> [WORK TO BE COMPLETED]
Scan the entries below. Report each line where the string "Example" occurs.

•••••

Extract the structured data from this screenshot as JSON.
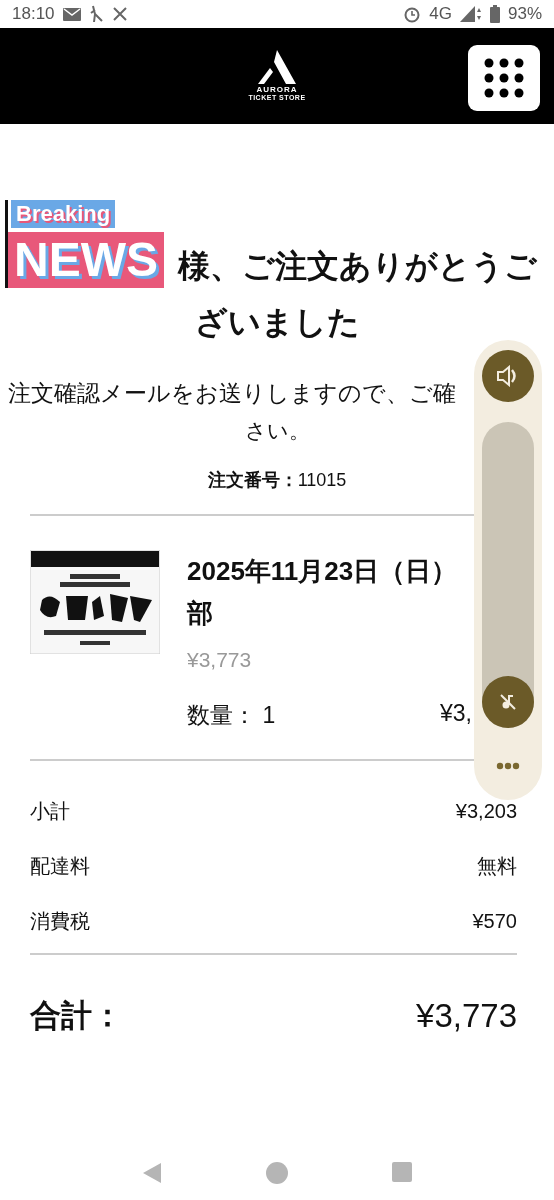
{
  "status_bar": {
    "time": "18:10",
    "network": "4G",
    "battery": "93%"
  },
  "header": {
    "logo": {
      "name": "AURORA",
      "subtitle": "TICKET STORE"
    }
  },
  "news_sticker": {
    "top": "Breaking",
    "bottom": "NEWS"
  },
  "confirmation": {
    "heading_lines": [
      "様、ご注文ありがとうご",
      "ざいました"
    ],
    "message_lines": [
      "注文確認メールをお送りしますので、ご確",
      "さい。"
    ],
    "order_number_label": "注文番号：",
    "order_number": "11015"
  },
  "item": {
    "image": {
      "kind": "picture"
    },
    "title_lines": [
      "2025年11月23日（日）",
      "部"
    ],
    "price": "¥3,773",
    "quantity_label": "数量：",
    "quantity": "1",
    "line_total": "¥3,"
  },
  "summary": [
    {
      "label": "小計",
      "value": "¥3,203"
    },
    {
      "label": "配達料",
      "value": "無料"
    },
    {
      "label": "消費税",
      "value": "¥570"
    }
  ],
  "total": {
    "label": "合計：",
    "value": "¥3,773"
  },
  "volume_panel": {
    "level": 0
  }
}
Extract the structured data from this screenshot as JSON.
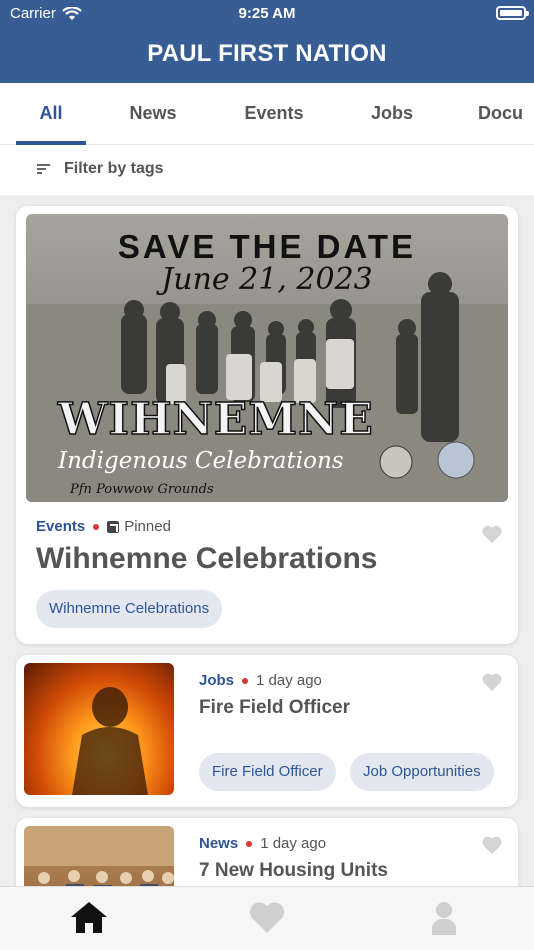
{
  "status_bar": {
    "carrier": "Carrier",
    "time": "9:25 AM"
  },
  "header": {
    "title": "PAUL FIRST NATION"
  },
  "tabs": [
    {
      "label": "All",
      "active": true
    },
    {
      "label": "News",
      "active": false
    },
    {
      "label": "Events",
      "active": false
    },
    {
      "label": "Jobs",
      "active": false
    },
    {
      "label": "Docu",
      "active": false
    }
  ],
  "filter": {
    "label": "Filter by tags"
  },
  "feed": [
    {
      "category": "Events",
      "pinned_label": "Pinned",
      "title": "Wihnemne Celebrations",
      "tags": [
        "Wihnemne Celebrations"
      ],
      "poster": {
        "headline": "SAVE THE DATE",
        "date": "June 21, 2023",
        "name": "WIHNEMNE",
        "subtitle": "Indigenous Celebrations",
        "location": "Pfn Powwow Grounds"
      }
    },
    {
      "category": "Jobs",
      "time_ago": "1 day ago",
      "title": "Fire Field Officer",
      "tags": [
        "Fire Field Officer",
        "Job Opportunities"
      ]
    },
    {
      "category": "News",
      "time_ago": "1 day ago",
      "title": "7 New Housing Units",
      "tags": []
    }
  ],
  "bottom_nav": {
    "items": [
      "home-icon",
      "heart-icon",
      "profile-icon"
    ],
    "active": "home-icon"
  },
  "colors": {
    "brand": "#385c94",
    "accent": "#2f5597",
    "dot": "#dd3333",
    "chip_bg": "#e3e7ef"
  }
}
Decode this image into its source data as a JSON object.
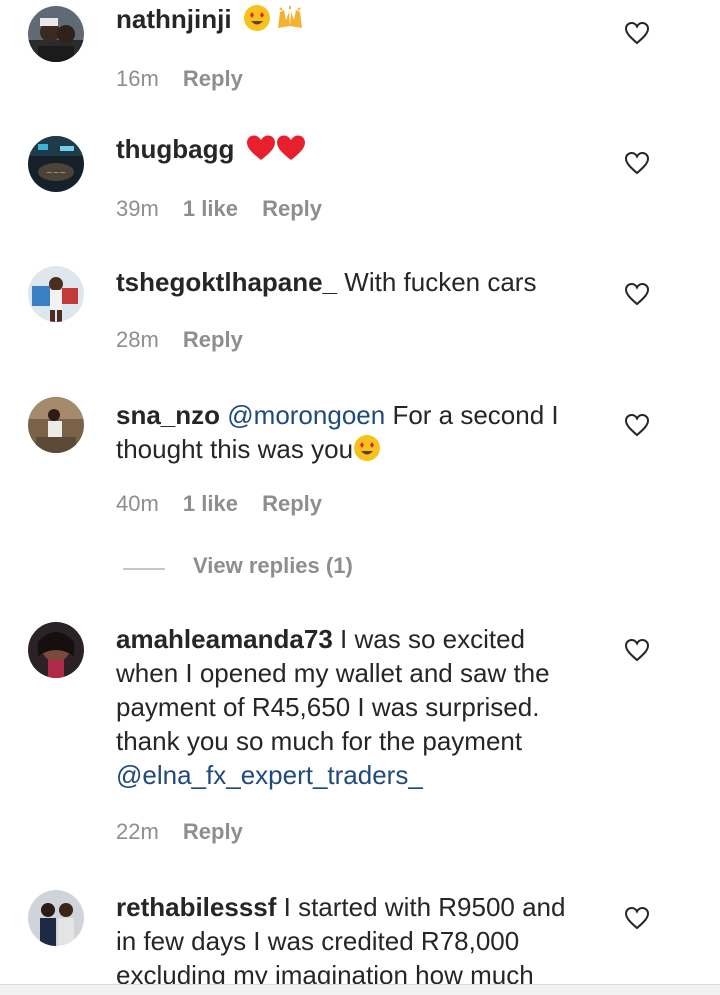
{
  "comments": [
    {
      "username": "nathnjinji",
      "text": "",
      "emoji": [
        "heart-eyes",
        "raised-hands"
      ],
      "time": "16m",
      "likes": "",
      "reply": "Reply"
    },
    {
      "username": "thugbagg",
      "text": "",
      "emoji": [
        "red-heart",
        "red-heart"
      ],
      "time": "39m",
      "likes": "1 like",
      "reply": "Reply"
    },
    {
      "username": "tshegoktlhapane_",
      "text": "With fucken cars",
      "emoji": [],
      "time": "28m",
      "likes": "",
      "reply": "Reply"
    },
    {
      "username": "sna_nzo",
      "mention": "@morongoen",
      "text": "For a second I thought this was you",
      "emoji": [
        "heart-eyes"
      ],
      "time": "40m",
      "likes": "1 like",
      "reply": "Reply"
    },
    {
      "username": "amahleamanda73",
      "text": "I was so excited when I opened my wallet and saw the payment of R45,650 I was surprised. thank you so much for the payment",
      "mention_after": "@elna_fx_expert_traders_",
      "emoji": [],
      "time": "22m",
      "likes": "",
      "reply": "Reply"
    },
    {
      "username": "rethabilesssf",
      "text": "I started with R9500 and in few days I was credited R78,000 excluding my imagination how much",
      "emoji": [],
      "time": "",
      "likes": "",
      "reply": ""
    }
  ],
  "view_replies": "View replies (1)",
  "colors": {
    "text": "#262626",
    "meta": "#8e8e8e",
    "mention": "#1f4a7c",
    "emoji_red": "#e8202e"
  }
}
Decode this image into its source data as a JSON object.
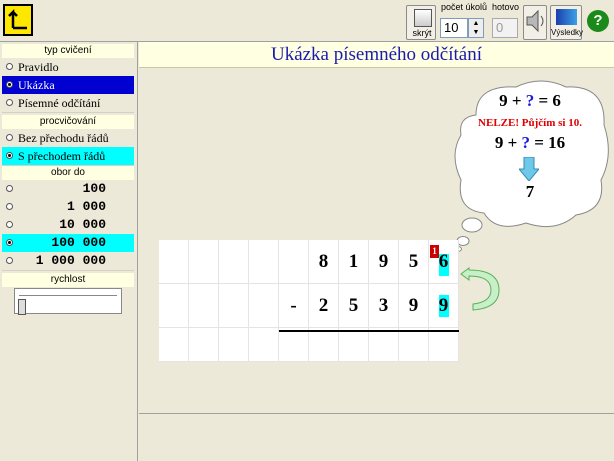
{
  "toolbar": {
    "hide_label": "skrýt",
    "count_label": "počet úkolů",
    "count_value": "10",
    "done_label": "hotovo",
    "done_value": "0",
    "results_label": "Výsledky",
    "help_label": "?",
    "stepper_up": "▲",
    "stepper_down": "▼"
  },
  "sections": {
    "exercise_type": "typ cvičení",
    "practice": "procvičování",
    "range": "obor do",
    "speed": "rychlost"
  },
  "exercise_types": [
    "Pravidlo",
    "Ukázka",
    "Písemné odčítání"
  ],
  "practice_options": [
    "Bez přechodu řádů",
    "S přechodem řádů"
  ],
  "range_options": [
    "100",
    "1 000",
    "10 000",
    "100 000",
    "1 000 000"
  ],
  "title": "Ukázka písemného odčítání",
  "cloud": {
    "line1_a": "9 + ",
    "line1_q": "?",
    "line1_b": " = 6",
    "warning": "NELZE! Půjčím si 10.",
    "line2_a": "9 + ",
    "line2_q": "?",
    "line2_b": " = 16",
    "answer": "7"
  },
  "problem": {
    "row1": [
      "8",
      "1",
      "9",
      "5",
      "6"
    ],
    "row2": [
      "-",
      "2",
      "5",
      "3",
      "9",
      "9"
    ],
    "borrow": "1"
  },
  "colors": {
    "accent_blue": "#0000D0",
    "highlight_cyan": "#00FFFF",
    "title_blue": "#1A1AB0",
    "warning_red": "#E00000",
    "help_green": "#1A8A1A"
  }
}
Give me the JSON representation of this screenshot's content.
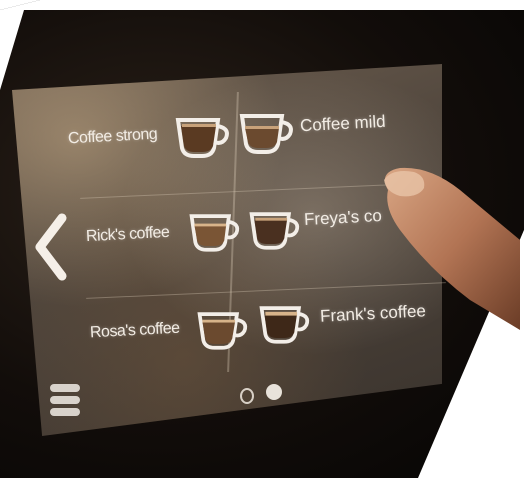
{
  "screen": {
    "rows": [
      {
        "left_label": "Coffee strong",
        "right_label": "Coffee mild"
      },
      {
        "left_label": "Rick's coffee",
        "right_label": "Freya's co"
      },
      {
        "left_label": "Rosa's coffee",
        "right_label": "Frank's coffee"
      }
    ],
    "page_indicator": {
      "pages": 2,
      "current": 2
    }
  },
  "colors": {
    "screen_tint": "#5a4e43",
    "text": "#f2ece4",
    "crema": "#c8a27a",
    "coffee": "#6b4a2f"
  },
  "icons": [
    "back-arrow-icon",
    "coffee-cup-icon",
    "menu-icon"
  ]
}
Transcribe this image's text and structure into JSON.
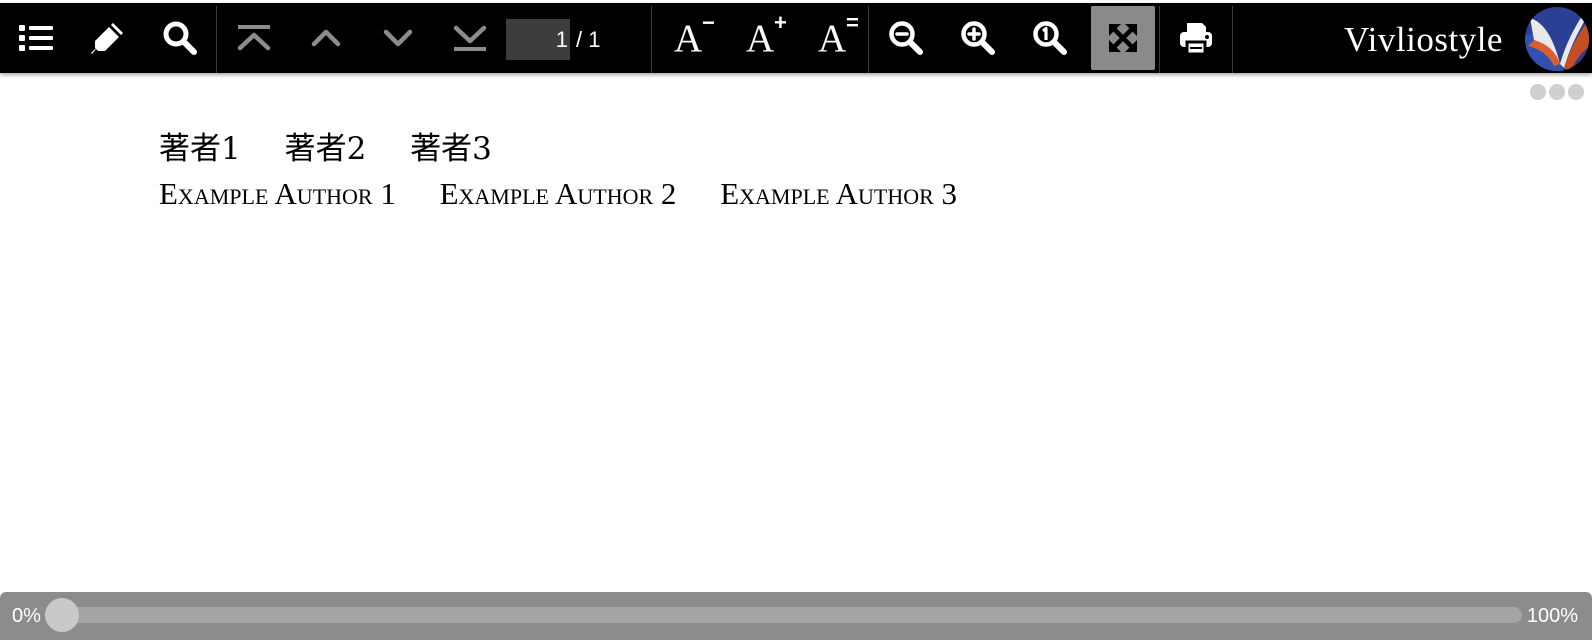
{
  "toolbar": {
    "page_input_value": "1",
    "page_total": "/ 1",
    "buttons": {
      "toc": {
        "icon": "list-icon"
      },
      "marker": {
        "icon": "marker-pen-icon"
      },
      "search": {
        "icon": "search-icon"
      },
      "first_page": {
        "icon": "first-page-icon"
      },
      "prev_page": {
        "icon": "chevron-up-icon"
      },
      "next_page": {
        "icon": "chevron-down-icon"
      },
      "last_page": {
        "icon": "last-page-icon"
      },
      "font_smaller": {
        "label": "A",
        "sup": "−"
      },
      "font_larger": {
        "label": "A",
        "sup": "+"
      },
      "font_default": {
        "label": "A",
        "sup": "="
      },
      "zoom_out": {
        "icon": "zoom-out-icon"
      },
      "zoom_in": {
        "icon": "zoom-in-icon"
      },
      "zoom_actual": {
        "icon": "zoom-actual-size-icon"
      },
      "fit_to_screen": {
        "icon": "fullscreen-icon",
        "active": true
      },
      "print": {
        "icon": "print-icon"
      }
    },
    "brand": "Vivliostyle"
  },
  "content": {
    "authors_ja": [
      "著者1",
      "著者2",
      "著者3"
    ],
    "authors_en": [
      "Example Author 1",
      "Example Author 2",
      "Example Author 3"
    ]
  },
  "progress": {
    "start_label": "0%",
    "end_label": "100%",
    "value": 0
  },
  "colors": {
    "toolbar_bg": "#000000",
    "icon": "#ffffff",
    "icon_disabled": "#8c8c8c",
    "active_button_bg": "#8a8a8a",
    "progress_bg": "#8c8c8c",
    "logo_blue": "#2b3f94",
    "logo_orange": "#d9602c"
  }
}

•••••

> [SOLUTION]
      "Example Author 1",
      "Example Author 2",
      "Example Author 3"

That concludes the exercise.